◆ Record set ◆
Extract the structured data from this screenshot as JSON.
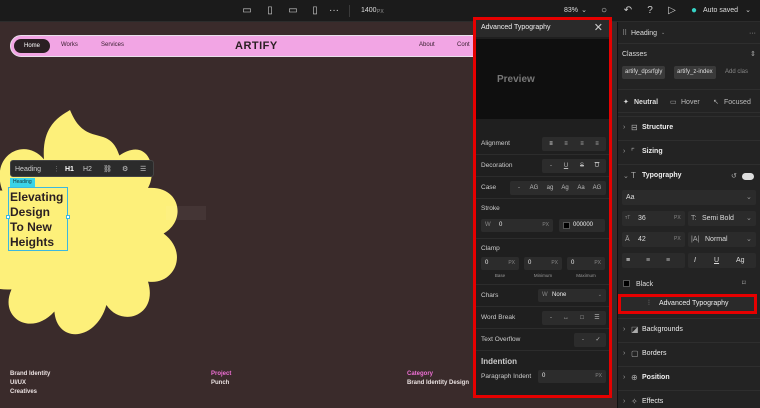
{
  "topbar": {
    "breakpoint_label": "1400",
    "breakpoint_unit": "PX",
    "zoom": "83%",
    "autosave": "Auto saved"
  },
  "site": {
    "nav": {
      "home": "Home",
      "works": "Works",
      "services": "Services",
      "about": "About",
      "contact": "Cont"
    },
    "logo": "ARTIFY",
    "hero_lines": [
      "Elevating",
      "Design",
      "To New",
      "Heights"
    ],
    "heading_tag": "Heading",
    "toolbar": {
      "label": "Heading",
      "h1": "H1",
      "h2": "H2"
    },
    "footer": {
      "col1": [
        "Brand Identity",
        "UI/UX",
        "Creatives"
      ],
      "project_title": "Project",
      "project_value": "Punch",
      "category_title": "Category",
      "category_value": "Brand Identity Design"
    },
    "colors": {
      "flower": "#fdf07a",
      "nav": "#f2a5e4",
      "canvas": "#3a2b2b"
    }
  },
  "advanced": {
    "title": "Advanced Typography",
    "preview": "Preview",
    "alignment": "Alignment",
    "decoration": "Decoration",
    "decoration_none": "-",
    "case": "Case",
    "case_options": [
      "-",
      "AG",
      "ag",
      "Ag",
      "Aa",
      "AG"
    ],
    "stroke": "Stroke",
    "stroke_w_label": "W",
    "stroke_w_value": "0",
    "stroke_w_unit": "PX",
    "stroke_color": "000000",
    "clamp": "Clamp",
    "clamp_values": [
      "0",
      "0",
      "0"
    ],
    "clamp_unit": "PX",
    "clamp_labels": [
      "Base",
      "Minimum",
      "Maximum"
    ],
    "chars": "Chars",
    "chars_prefix": "W",
    "chars_value": "None",
    "word_break": "Word Break",
    "word_break_none": "-",
    "text_overflow": "Text Overflow",
    "text_overflow_none": "-",
    "indention": "Indention",
    "paragraph_indent": "Paragraph Indent",
    "paragraph_indent_value": "0",
    "paragraph_indent_unit": "PX"
  },
  "sidebar": {
    "element": "Heading",
    "classes_label": "Classes",
    "classes": [
      "artify_dpsrfgly",
      "artify_z-index",
      "Add clas"
    ],
    "states": [
      "Neutral",
      "Hover",
      "Focused"
    ],
    "structure": "Structure",
    "sizing": "Sizing",
    "typography": "Typography",
    "font": "Aa",
    "font_size": "36",
    "font_size_unit": "PX",
    "font_weight": "Semi Bold",
    "line_height": "42",
    "line_height_unit": "PX",
    "letter_spacing": "Normal",
    "text_color": "Black",
    "adv_button": "Advanced Typography",
    "backgrounds": "Backgrounds",
    "borders": "Borders",
    "position": "Position",
    "effects": "Effects"
  }
}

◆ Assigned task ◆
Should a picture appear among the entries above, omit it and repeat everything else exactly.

◆ Written response ◆
Extract the structured data from this screenshot as JSON.
{
  "topbar": {
    "breakpoint_label": "1400",
    "breakpoint_unit": "PX",
    "zoom": "83%",
    "autosave": "Auto saved"
  },
  "site": {
    "nav": {
      "home": "Home",
      "works": "Works",
      "services": "Services",
      "about": "About",
      "contact": "Cont"
    },
    "logo": "ARTIFY",
    "hero_lines": [
      "Elevating",
      "Design",
      "To New",
      "Heights"
    ],
    "heading_tag": "Heading",
    "toolbar": {
      "label": "Heading",
      "h1": "H1",
      "h2": "H2"
    },
    "footer": {
      "col1": [
        "Brand Identity",
        "UI/UX",
        "Creatives"
      ],
      "project_title": "Project",
      "project_value": "Punch",
      "category_title": "Category",
      "category_value": "Brand Identity Design"
    },
    "colors": {
      "flower": "#fdf07a",
      "nav": "#f2a5e4",
      "canvas": "#3a2b2b"
    }
  },
  "advanced": {
    "title": "Advanced Typography",
    "preview": "Preview",
    "alignment": "Alignment",
    "decoration": "Decoration",
    "decoration_none": "-",
    "case": "Case",
    "case_options": [
      "-",
      "AG",
      "ag",
      "Ag",
      "Aa",
      "AG"
    ],
    "stroke": "Stroke",
    "stroke_w_label": "W",
    "stroke_w_value": "0",
    "stroke_w_unit": "PX",
    "stroke_color": "000000",
    "clamp": "Clamp",
    "clamp_values": [
      "0",
      "0",
      "0"
    ],
    "clamp_unit": "PX",
    "clamp_labels": [
      "Base",
      "Minimum",
      "Maximum"
    ],
    "chars": "Chars",
    "chars_prefix": "W",
    "chars_value": "None",
    "word_break": "Word Break",
    "word_break_none": "-",
    "text_overflow": "Text Overflow",
    "text_overflow_none": "-",
    "indention": "Indention",
    "paragraph_indent": "Paragraph Indent",
    "paragraph_indent_value": "0",
    "paragraph_indent_unit": "PX"
  },
  "sidebar": {
    "element": "Heading",
    "classes_label": "Classes",
    "classes": [
      "artify_dpsrfgly",
      "artify_z-index",
      "Add clas"
    ],
    "states": [
      "Neutral",
      "Hover",
      "Focused"
    ],
    "structure": "Structure",
    "sizing": "Sizing",
    "typography": "Typography",
    "font": "Aa",
    "font_size": "36",
    "font_size_unit": "PX",
    "font_weight": "Semi Bold",
    "line_height": "42",
    "line_height_unit": "PX",
    "letter_spacing": "Normal",
    "text_color": "Black",
    "adv_button": "Advanced Typography",
    "backgrounds": "Backgrounds",
    "borders": "Borders",
    "position": "Position",
    "effects": "Effects"
  }
}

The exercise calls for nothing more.